◆ **Assignment**
When you reach the line that contains "Parse this screenshot: output" in the entries below, begin returning lines exactly as written and continue through the last one.

[Saved data entries]

────────────────

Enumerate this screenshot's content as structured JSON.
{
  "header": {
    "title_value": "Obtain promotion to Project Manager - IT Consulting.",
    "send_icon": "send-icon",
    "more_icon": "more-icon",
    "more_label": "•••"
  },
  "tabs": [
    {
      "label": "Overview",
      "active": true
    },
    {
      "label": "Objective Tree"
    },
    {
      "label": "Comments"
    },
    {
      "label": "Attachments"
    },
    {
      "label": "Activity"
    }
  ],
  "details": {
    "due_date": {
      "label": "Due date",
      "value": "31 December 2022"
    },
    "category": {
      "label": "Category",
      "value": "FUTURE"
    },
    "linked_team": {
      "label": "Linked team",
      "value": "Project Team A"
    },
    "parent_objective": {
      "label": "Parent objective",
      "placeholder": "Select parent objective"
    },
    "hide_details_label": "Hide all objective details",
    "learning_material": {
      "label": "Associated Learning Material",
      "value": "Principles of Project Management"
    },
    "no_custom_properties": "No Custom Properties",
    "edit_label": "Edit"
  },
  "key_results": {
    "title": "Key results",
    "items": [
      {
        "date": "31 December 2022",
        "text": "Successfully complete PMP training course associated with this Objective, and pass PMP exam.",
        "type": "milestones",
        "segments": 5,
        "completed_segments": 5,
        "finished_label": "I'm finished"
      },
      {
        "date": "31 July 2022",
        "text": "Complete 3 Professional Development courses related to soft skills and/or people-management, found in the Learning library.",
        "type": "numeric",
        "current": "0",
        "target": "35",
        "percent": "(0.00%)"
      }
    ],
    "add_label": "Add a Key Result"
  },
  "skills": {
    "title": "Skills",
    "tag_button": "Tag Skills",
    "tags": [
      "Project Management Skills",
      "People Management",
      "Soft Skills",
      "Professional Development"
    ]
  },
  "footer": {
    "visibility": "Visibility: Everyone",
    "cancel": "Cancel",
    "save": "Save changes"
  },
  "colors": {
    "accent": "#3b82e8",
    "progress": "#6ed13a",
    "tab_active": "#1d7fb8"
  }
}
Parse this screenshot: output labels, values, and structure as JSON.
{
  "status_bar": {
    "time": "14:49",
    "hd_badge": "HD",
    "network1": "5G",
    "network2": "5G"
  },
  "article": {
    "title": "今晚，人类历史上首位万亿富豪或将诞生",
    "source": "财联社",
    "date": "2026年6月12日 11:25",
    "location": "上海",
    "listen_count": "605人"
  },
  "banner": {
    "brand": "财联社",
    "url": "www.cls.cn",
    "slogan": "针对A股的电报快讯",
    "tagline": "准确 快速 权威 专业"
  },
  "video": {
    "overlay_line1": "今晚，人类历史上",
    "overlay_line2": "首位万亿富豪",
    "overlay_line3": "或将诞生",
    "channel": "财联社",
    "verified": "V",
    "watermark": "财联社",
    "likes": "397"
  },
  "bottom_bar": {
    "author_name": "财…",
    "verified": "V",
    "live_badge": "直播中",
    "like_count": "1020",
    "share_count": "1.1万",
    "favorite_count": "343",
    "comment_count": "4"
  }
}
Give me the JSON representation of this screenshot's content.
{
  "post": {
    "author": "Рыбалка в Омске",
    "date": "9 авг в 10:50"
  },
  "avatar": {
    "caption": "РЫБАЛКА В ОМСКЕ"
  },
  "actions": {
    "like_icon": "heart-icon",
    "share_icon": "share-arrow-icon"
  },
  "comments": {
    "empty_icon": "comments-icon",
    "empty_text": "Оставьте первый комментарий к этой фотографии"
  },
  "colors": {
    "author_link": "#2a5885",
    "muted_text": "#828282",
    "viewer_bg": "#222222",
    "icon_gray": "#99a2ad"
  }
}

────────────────

◆ **Worked solution**
Parse this screenshot: output labels, values, and structure as JSON.
{
  "status_bar": {
    "time": "14:49",
    "hd_badge": "HD",
    "network1": "5G",
    "network2": "5G"
  },
  "article": {
    "title": "今晚，人类历史上首位万亿富豪或将诞生",
    "source": "财联社",
    "date": "2026年6月12日 11:25",
    "location": "上海",
    "listen_count": "605人"
  },
  "banner": {
    "brand": "财联社",
    "url": "www.cls.cn",
    "slogan": "针对A股的电报快讯",
    "tagline": "准确 快速 权威 专业"
  },
  "video": {
    "overlay_line1": "今晚，人类历史上",
    "overlay_line2": "首位万亿富豪",
    "overlay_line3": "或将诞生",
    "channel": "财联社",
    "verified": "V",
    "watermark": "财联社",
    "likes": "397"
  },
  "bottom_bar": {
    "author_name": "财…",
    "verified": "V",
    "live_badge": "直播中",
    "like_count": "1020",
    "share_count": "1.1万",
    "favorite_count": "343",
    "comment_count": "4"
  }
}
Give me the JSON representation of this screenshot's content.
{
  "post": {
    "author": "Рыбалка в Омске",
    "date": "9 авг в 10:50"
  },
  "avatar": {
    "caption": "РЫБАЛКА В ОМСКЕ"
  },
  "actions": {
    "like_icon": "heart-icon",
    "share_icon": "share-arrow-icon"
  },
  "comments": {
    "empty_icon": "comments-icon",
    "empty_text": "Оставьте первый комментарий к этой фотографии"
  },
  "colors": {
    "author_link": "#2a5885",
    "muted_text": "#828282",
    "viewer_bg": "#222222",
    "icon_gray": "#99a2ad"
  }
}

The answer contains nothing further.